I felt a mixture of excitement and nervousness as soon as I opened my eyes at 4:30am. Today, was the day that many of us had spoken about since we first saw a map that showed the steepness of the route that we would be walking.
As I packed my tent up, I created a strong visual of me standing on top of Brigade Hill. Even though I had no idea what the top of Brigade Hill actually looked like. In my mind – I was there.
I heard our trek leader, Nelson,tap his shovel a few times with a rock to signal that the trek had begun. Backpack on, check. Playlist loaded, check. Game face on, double check. I was ready for this bad boy!
We started meandering through more of Papua New Guinea’s breathtaking jungle. Because of the unforgiving terrain, it’s is often not possible to look up and marvel at this magical landscape, and walk at the same time. So, at times, I would pause, drink it in the scenery and then keep moving – watching my every step like a hawk.
It didn’t take long before the relatively flat became this crazy looking vertical wall – actually it almost looked like a landslide. Then it dawned on me as I recalled this vertical line from the map, this was ‘the wall’ and it was very much part of the track! And there was only one way. Up!
It didn’t take long before each breath became more and more challenging, but my mind was distracted by a game a group of us were playing called ‘Categories’. In between gasps, I was calling out the names of countries working from A-Z, while never taking my eyes off my feet as each step required careful placement.
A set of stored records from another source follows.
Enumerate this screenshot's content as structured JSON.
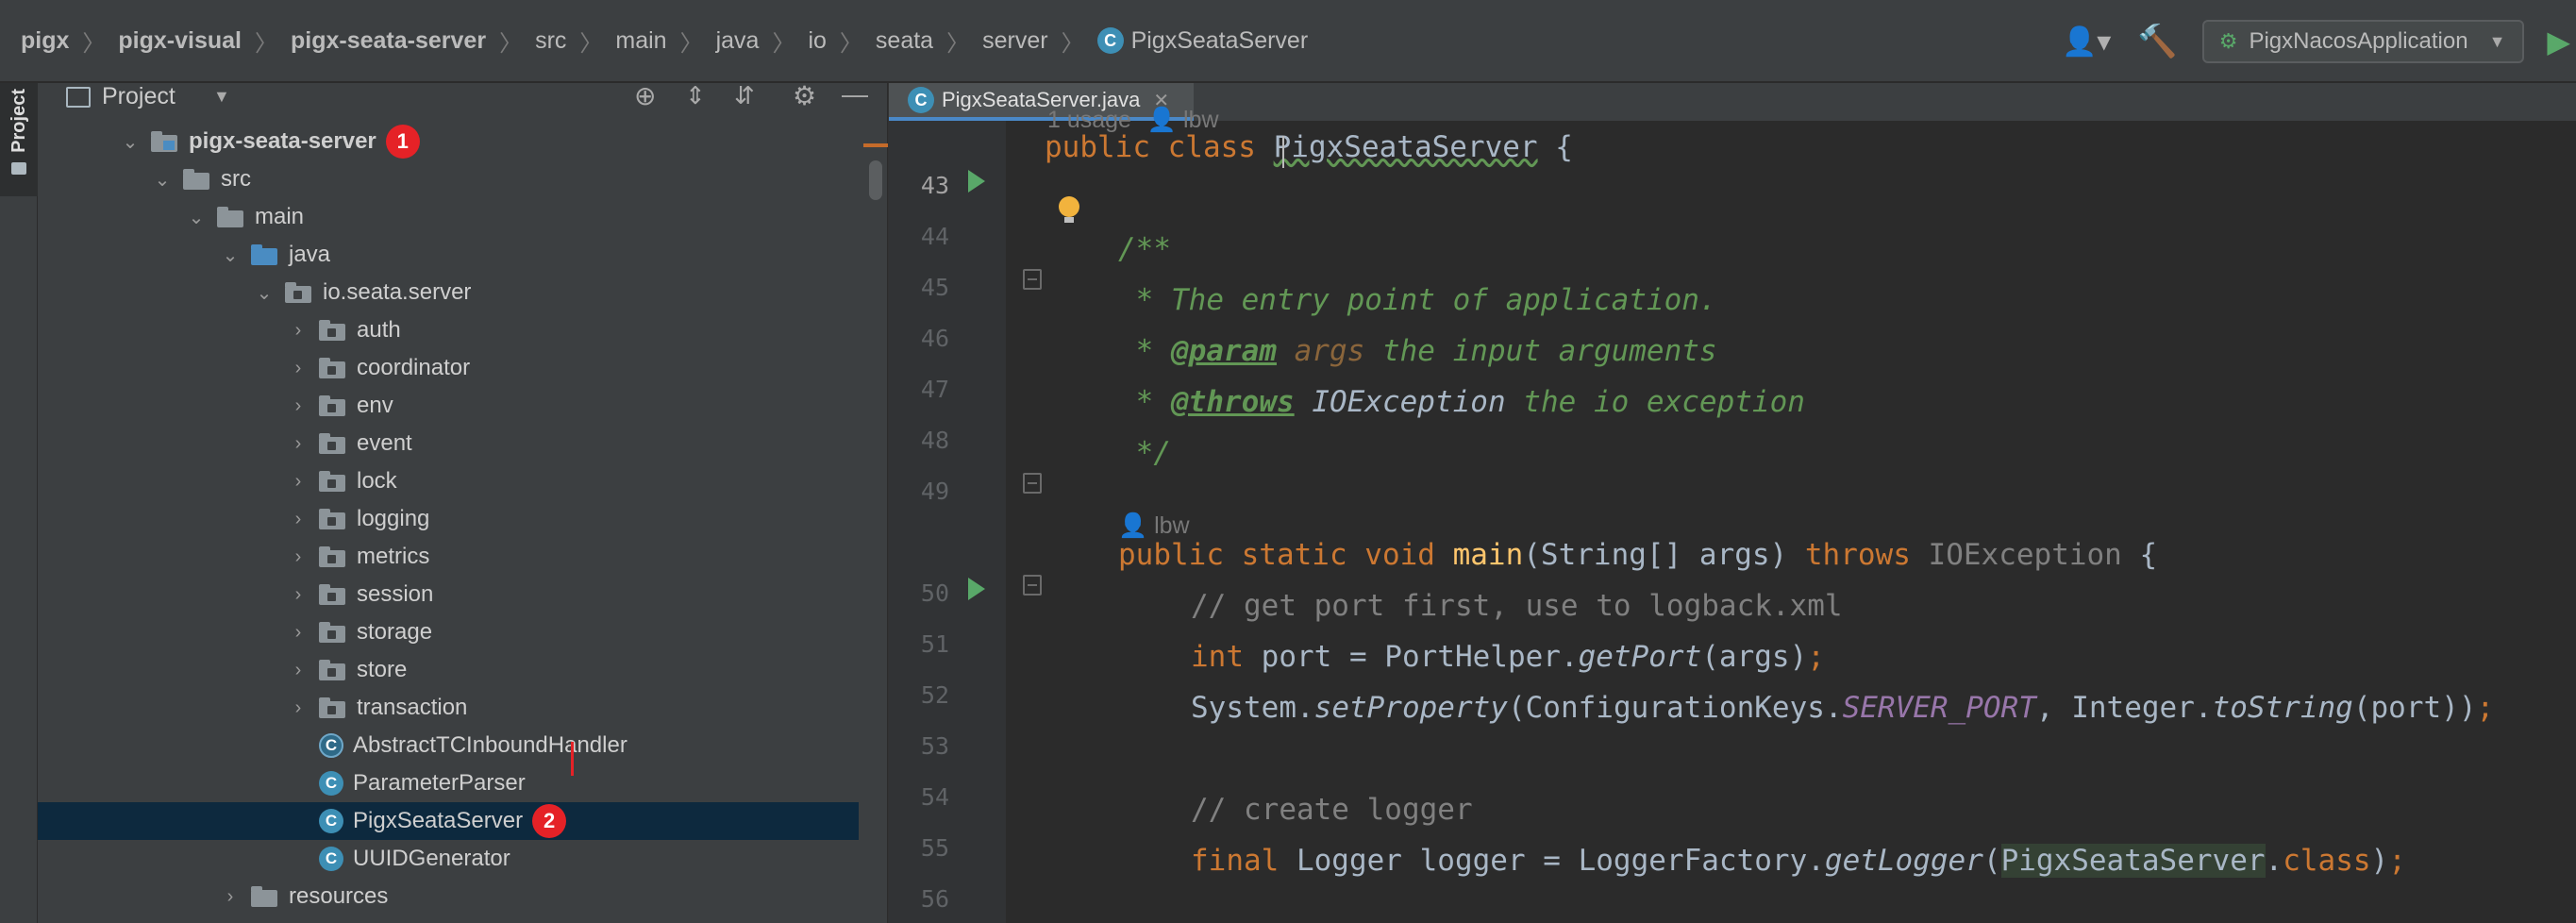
{
  "breadcrumbs": [
    "pigx",
    "pigx-visual",
    "pigx-seata-server",
    "src",
    "main",
    "java",
    "io",
    "seata",
    "server",
    "PigxSeataServer"
  ],
  "toolbar": {
    "run_config": "PigxNacosApplication"
  },
  "side_stripe": {
    "project_tab": "Project"
  },
  "project_panel": {
    "title": "Project",
    "tree": {
      "module": "pigx-seata-server",
      "src": "src",
      "main": "main",
      "java": "java",
      "package": "io.seata.server",
      "folders": [
        "auth",
        "coordinator",
        "env",
        "event",
        "lock",
        "logging",
        "metrics",
        "session",
        "storage",
        "store",
        "transaction"
      ],
      "classes": [
        "AbstractTCInboundHandler",
        "ParameterParser",
        "PigxSeataServer",
        "UUIDGenerator"
      ],
      "resources": "resources",
      "selected": "PigxSeataServer"
    },
    "badges": {
      "module_badge": "1",
      "class_badge": "2"
    }
  },
  "editor": {
    "tab_label": "PigxSeataServer.java",
    "usage_hint": "1 usage",
    "author_hint": "lbw",
    "author_hint2": "lbw",
    "line_numbers": [
      "43",
      "44",
      "45",
      "46",
      "47",
      "48",
      "49",
      "50",
      "51",
      "52",
      "53",
      "54",
      "55",
      "56"
    ],
    "code": {
      "l43_a": "public class ",
      "l43_b": "PigxSeataServer",
      "l43_c": " {",
      "l45": "/**",
      "l46": " * The entry point of application.",
      "l47_a": " * ",
      "l47_tag": "@param",
      "l47_arg": " args",
      "l47_b": " the input arguments",
      "l48_a": " * ",
      "l48_tag": "@throws",
      "l48_ex": " IOException",
      "l48_b": " the io exception",
      "l49": " */",
      "l50_a": "public static void ",
      "l50_fn": "main",
      "l50_b": "(String[] args) ",
      "l50_kw": "throws ",
      "l50_c": "IOException",
      "l50_d": " {",
      "l51": "// get port first, use to logback.xml",
      "l52_kw": "int ",
      "l52_a": "port = PortHelper.",
      "l52_fn": "getPort",
      "l52_b": "(args)",
      "l52_semi": ";",
      "l53_a": "System.",
      "l53_fn": "setProperty",
      "l53_b": "(ConfigurationKeys.",
      "l53_const": "SERVER_PORT",
      "l53_c": ", Integer.",
      "l53_fn2": "toString",
      "l53_d": "(port))",
      "l53_semi": ";",
      "l55": "// create logger",
      "l56_kw": "final ",
      "l56_a": "Logger logger = LoggerFactory.",
      "l56_fn": "getLogger",
      "l56_b": "(",
      "l56_hl": "PigxSeataServer",
      "l56_c": ".",
      "l56_kw2": "class",
      "l56_d": ")",
      "l56_semi": ";"
    }
  }
}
This went on for what seemed like hours, but time was an illusion while on the track as I discovered, just like ‘false peaks’!
Once at the top a short break followed by another challenge ascent – Brigade Hill.
As I stood at the base of Brigade Hill, I took in a few deep breaths while I watched two magnificently coloured butterflies fly in perfect unison. Earphones in, my ‘Kokoda Metal’ playlist on. I closed my eyes, took a few more deep inhales and then start moving rhythmically up a challenging and steep jungle staircase. It didn’t take long before I could feel my airway tighten and each breath became increasingly difficult. I sucked the air in, doing my best to fill my lungs as best as I could, before exhaling. Aware of the fact that breathing with a very narrow airway is like trying to breath through a straw – a huge challenge, to say the least!
I found myself in a deep, methodical rhythm with Metallica blasting through my headphones. The rest of the world seemed to melt away, and I became totally unaware of anything around me – I was in a trance.
Then I got a jolt. Our team medic, Tito, who was only a few short steps behind me, tapped me on the shoulder. He had become concerned about my worsening wheeze and shallowness of breath. ‘Mate, you need to stop and have a rest!’. My eyes prickled with tears. Frustration immediately surfaced. ‘Stop, breathe…deep, slow breaths and then you can go once it settles’, he took my finger and attached a little monitor to check my blood/oxygen saturation and heart rate.
Frustration that I had to stop (even though I knew it was for my own good) got the better of me, as I struggled to get back into the rhythm. I knew that if I didn’t want to be pulled out of my trance again, I’d have to move slowly and really monitor my own breathing and stop before I got stopped. So that’s exactly what I did.
I moved slowly. Deliberately. I was going to make it to the top of this mountain and that I was sure of! I paused, regained my breath, put ‘Shepherd of Fire by Avenged Sevenfold’ on, closed my eyes and got totally immersed in the melody. It was game on!
This beast felt relentless, but I was excited by the challenge.
As I trudged through the steep, muddy and challenging ascent, each step became a dance of focus, commitment and purpose. Time, distance and everything else in between just melted away.
Then, the ground levelled out – Brigade Hill appeared. Magnificent, breathtaking yet tainted with a deep sadness, as my mind quickly diverted to the dozens of white crosses marking many of the lives of Australian Solider’s that were slaughtered here on this hill.
Again, I am reminded that this breathtaking land holds the heavy scars of war . A place that was once filled with fear, bloodshed, bravery and sacrifice.
The hardship that I had faced only moments ago was nothing in comparison to what so many had to face.